Canadian professional freeskier Dave Treadway was killed Monday when he fell about 100 feet into a crevasse while skiing in the backcountry with a group of people in the mountains just north of Whistler, British Columbia.
Treadway, 34, died near Rhododendron Mountain, about 10 miles from where he lived in Pemberton, British Columbia, and 17 miles from Whistler. His death was announced on his website in a statement that called him “an incredible skier and a monumental human.”
Pemberton District Search and Rescue responded to an emergency call with a medical and extraction team, but was unable to save Treadway. “The extraction from the crevasse was a very technical operation for the team,” SAR Manager David MacKenzie said. “A second team from Whistler SAR was dispatched to provide assistance to the Pemberton team.”
Pulling Treadway from the crevasse took about an hour, according to Outside, and involved a 12-minute flight, a safety assessment and the construction of a rigging system involving 14 responders. MacKenzie noted that temperatures were nearing 60 degrees Monday and indicated that the crevasse could have been obscured by a snow bridge, typically formed by a snow drift, that was weakened by the sun and warmth.
“It was just an unfortunate incident going through unknown terrain,” MacKenzie told Pique. “There are crevasses all over the backcountry and in the glacial area. Various ones may have an ice bridge over them or something, and some of them can be sight unseen.”
Earlier this month, Treadway had written on Facebook that he was undeterred by the warming temperatures.
“Don’t let a bit of warm weather trick you into hanging up your skis. Fine, go for a peddle if you’re really that excited about it. But the snow’s great up high right now, the crowds are thin, and the days are long. GO SKIING !!!!”
Freeskiing is a combination of freestyle skiing and snowboarding and has been part of the freestyle skiing program at the Winter Olympics since 2014. It consists of three major disciplines: halfpipe, slopestyle and skicross.
Treadway is survived by his wife, Tessa, who is pregnant, and the couple’s two sons.
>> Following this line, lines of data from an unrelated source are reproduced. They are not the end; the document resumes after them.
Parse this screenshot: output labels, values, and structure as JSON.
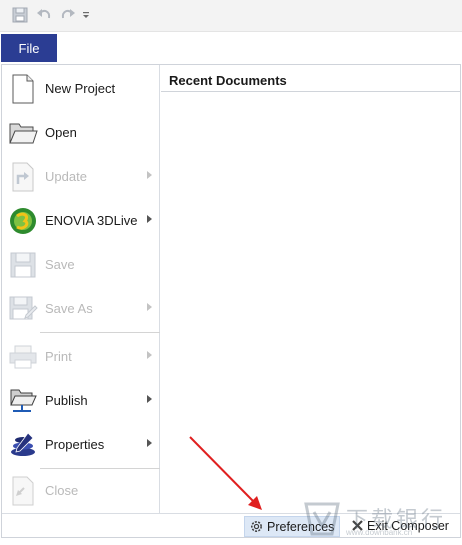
{
  "quick_access": {
    "icons": [
      "save-icon",
      "undo-icon",
      "redo-icon",
      "customize-dropdown-icon"
    ]
  },
  "file_tab": {
    "label": "File"
  },
  "menu": {
    "items": [
      {
        "label": "New Project",
        "icon": "new-document-icon",
        "enabled": true,
        "submenu": false
      },
      {
        "label": "Open",
        "icon": "folder-open-icon",
        "enabled": true,
        "submenu": false
      },
      {
        "label": "Update",
        "icon": "update-icon",
        "enabled": false,
        "submenu": true
      },
      {
        "label": "ENOVIA 3DLive",
        "icon": "enovia-3dlive-icon",
        "enabled": true,
        "submenu": true
      },
      {
        "label": "Save",
        "icon": "save-icon",
        "enabled": false,
        "submenu": false
      },
      {
        "label": "Save As",
        "icon": "save-as-icon",
        "enabled": false,
        "submenu": true
      },
      {
        "label": "Print",
        "icon": "print-icon",
        "enabled": false,
        "submenu": true
      },
      {
        "label": "Publish",
        "icon": "publish-icon",
        "enabled": true,
        "submenu": true
      },
      {
        "label": "Properties",
        "icon": "properties-icon",
        "enabled": true,
        "submenu": true
      },
      {
        "label": "Close",
        "icon": "close-document-icon",
        "enabled": false,
        "submenu": false
      }
    ]
  },
  "recent": {
    "title": "Recent Documents"
  },
  "footer": {
    "preferences_label": "Preferences",
    "exit_label": "Exit Composer"
  },
  "watermark": {
    "text": "下载银行",
    "sub": "www.downbank.cn"
  },
  "colors": {
    "file_tab": "#2b3d93",
    "annotation_arrow": "#e02020",
    "preferences_highlight": "#dde8f6"
  }
}
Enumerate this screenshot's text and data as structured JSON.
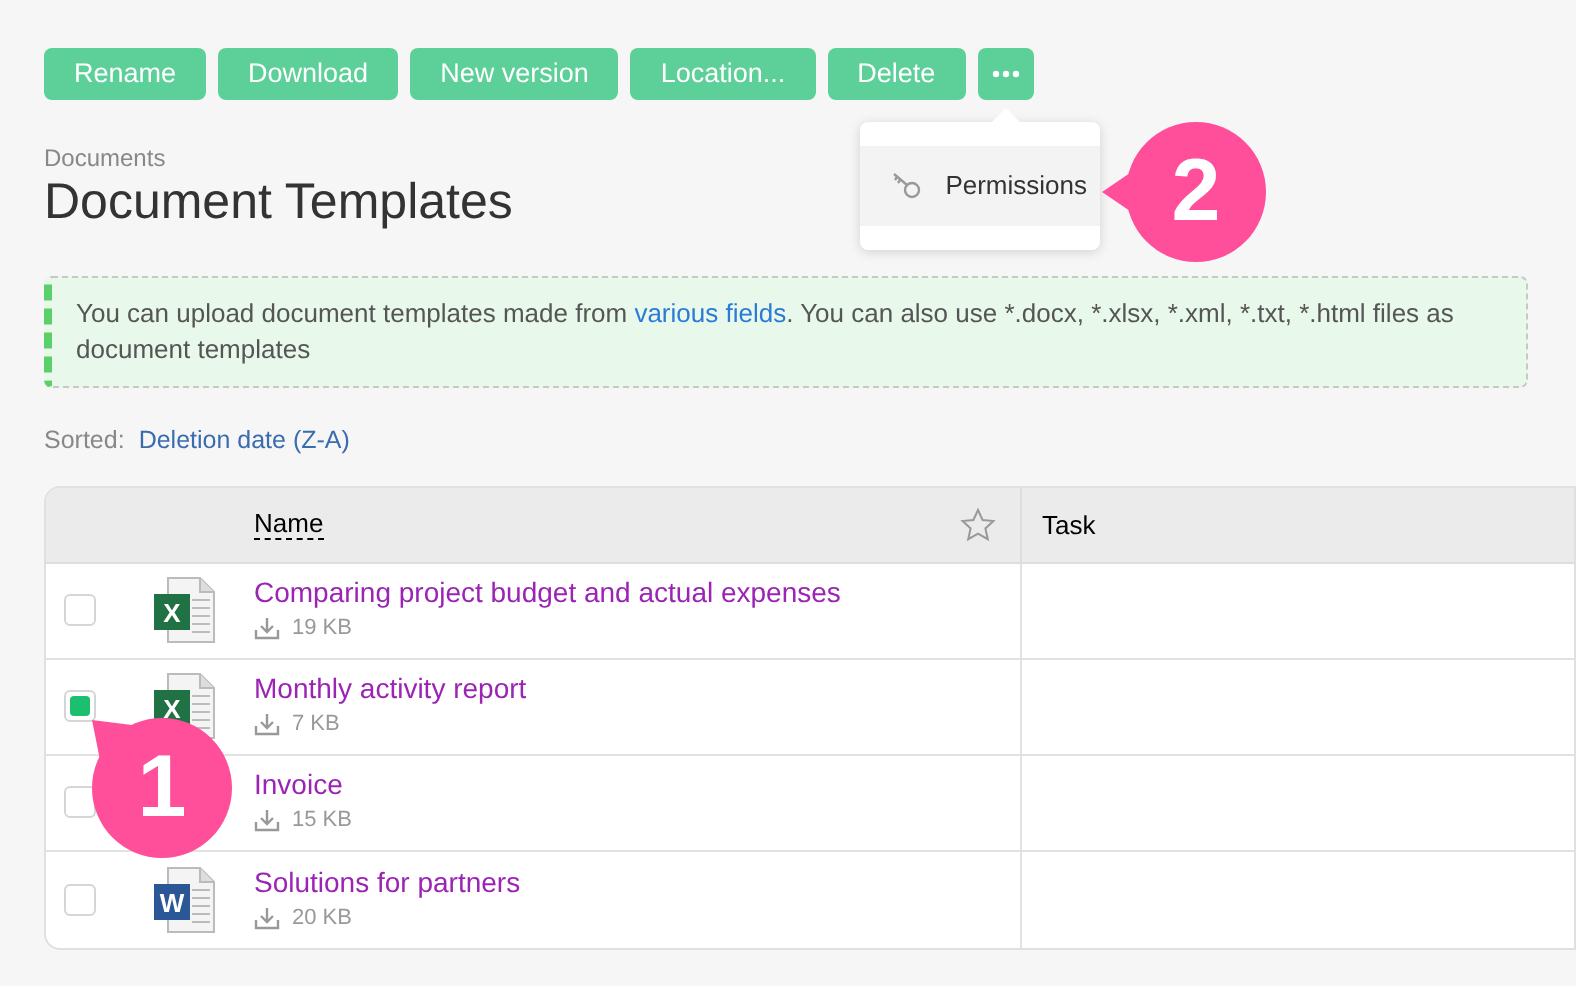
{
  "toolbar": {
    "buttons": [
      "Rename",
      "Download",
      "New version",
      "Location...",
      "Delete"
    ],
    "more_menu": {
      "items": [
        {
          "label": "Permissions",
          "highlighted": true
        }
      ]
    }
  },
  "breadcrumb": "Documents",
  "title": "Document Templates",
  "notice": {
    "text_before": "You can upload document templates made from ",
    "link": "various fields",
    "text_after": ". You can also use *.docx, *.xlsx, *.xml, *.txt, *.html files as document templates"
  },
  "sort": {
    "label": "Sorted:",
    "value": "Deletion date (Z-A)"
  },
  "table": {
    "columns": [
      "Name",
      "Task"
    ],
    "rows": [
      {
        "checked": false,
        "kind": "excel",
        "icon_letter": "X",
        "name": "Comparing project budget and actual expenses",
        "size": "19 KB"
      },
      {
        "checked": true,
        "kind": "excel",
        "icon_letter": "X",
        "name": "Monthly activity report",
        "size": "7 KB"
      },
      {
        "checked": false,
        "name": "Invoice",
        "size": "15 KB"
      },
      {
        "checked": false,
        "kind": "word",
        "icon_letter": "W",
        "name": "Solutions for partners",
        "size": "20 KB"
      }
    ]
  },
  "callouts": [
    {
      "number": "1"
    },
    {
      "number": "2"
    }
  ]
}
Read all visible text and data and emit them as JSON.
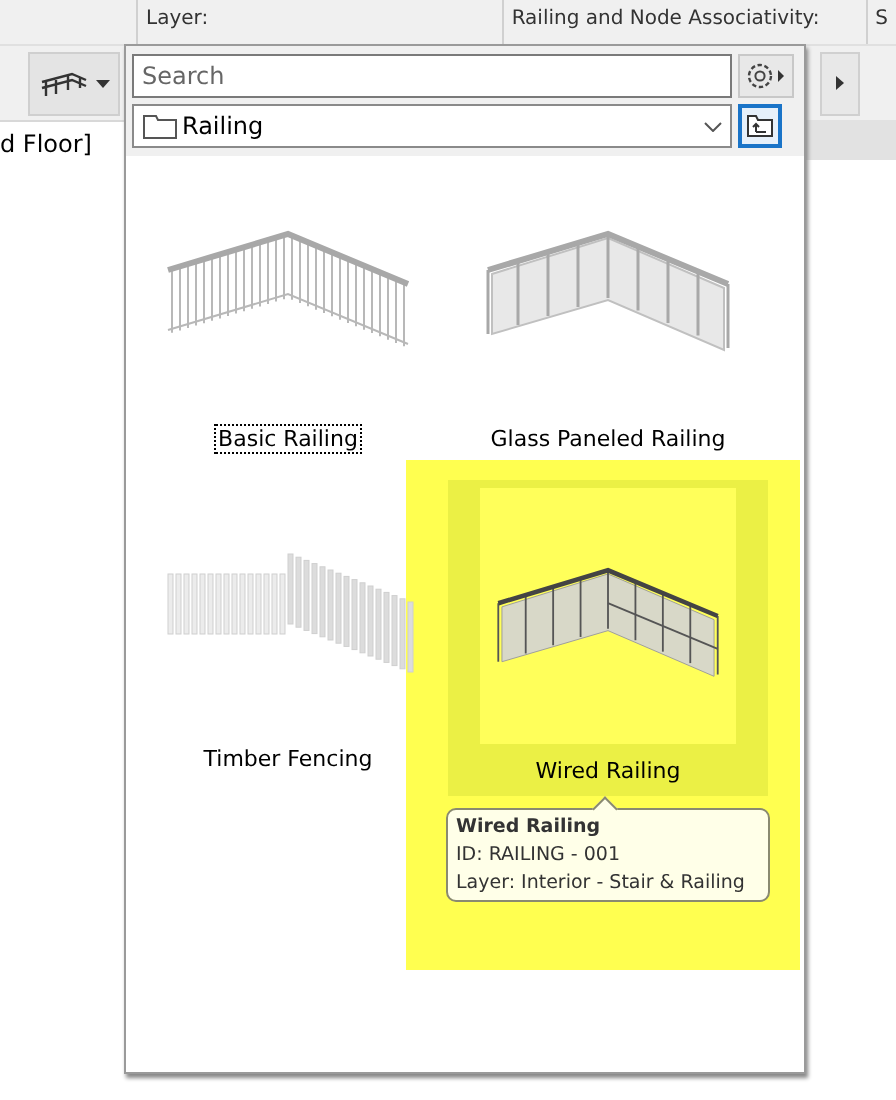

Tessa Treadway is also a freeskier and told Outside last year that the family had been living in their camper the last three years, traveling the West and finding success in promoting their sport. “Lots of different companies want us on their team to promote skiing as a family,” she told Outside. “We’ve carved out a new market for ourselves.”
Tessa explained that she had curtailed her skiing. “If we want to ski something big, it’s easier for Dave. I’m more the primary caregiver, and he’s more the breadwinner – he’ll still go out on those epic missions,” she said, adding that the choice was hers. “I wanted to not miss out on that time in their lives and be there for my sons. And we’re promoting to people that adventure isn’t over when you have kids.”
A GoFundMe page for the family was created Tuesday. “Dave was a passionate individual who’s achievements in the mountains were only outweighed by his desire to show others the love of God,” its message said. “He did this by serving as a youth leader in his community and by leading as a professional skiing role model.”
Treadway and his family are well-known in the skiing community, which was stunned by his death. “All I know is the world just lost an incredible human being and a wonderful family is suffering unthinkable grief,” Mike Douglas, a pro freeskier, wrote on Instagram.
In his last Facebook post over the weekend, he wrote: “My mom told me “The sweet isn’t as sweet without the sour.” Skiing spring lines, it’s all about waiting out the down days (the sour) to be able to get one of these days. Man it’s worth it, and sure tastes sweet!”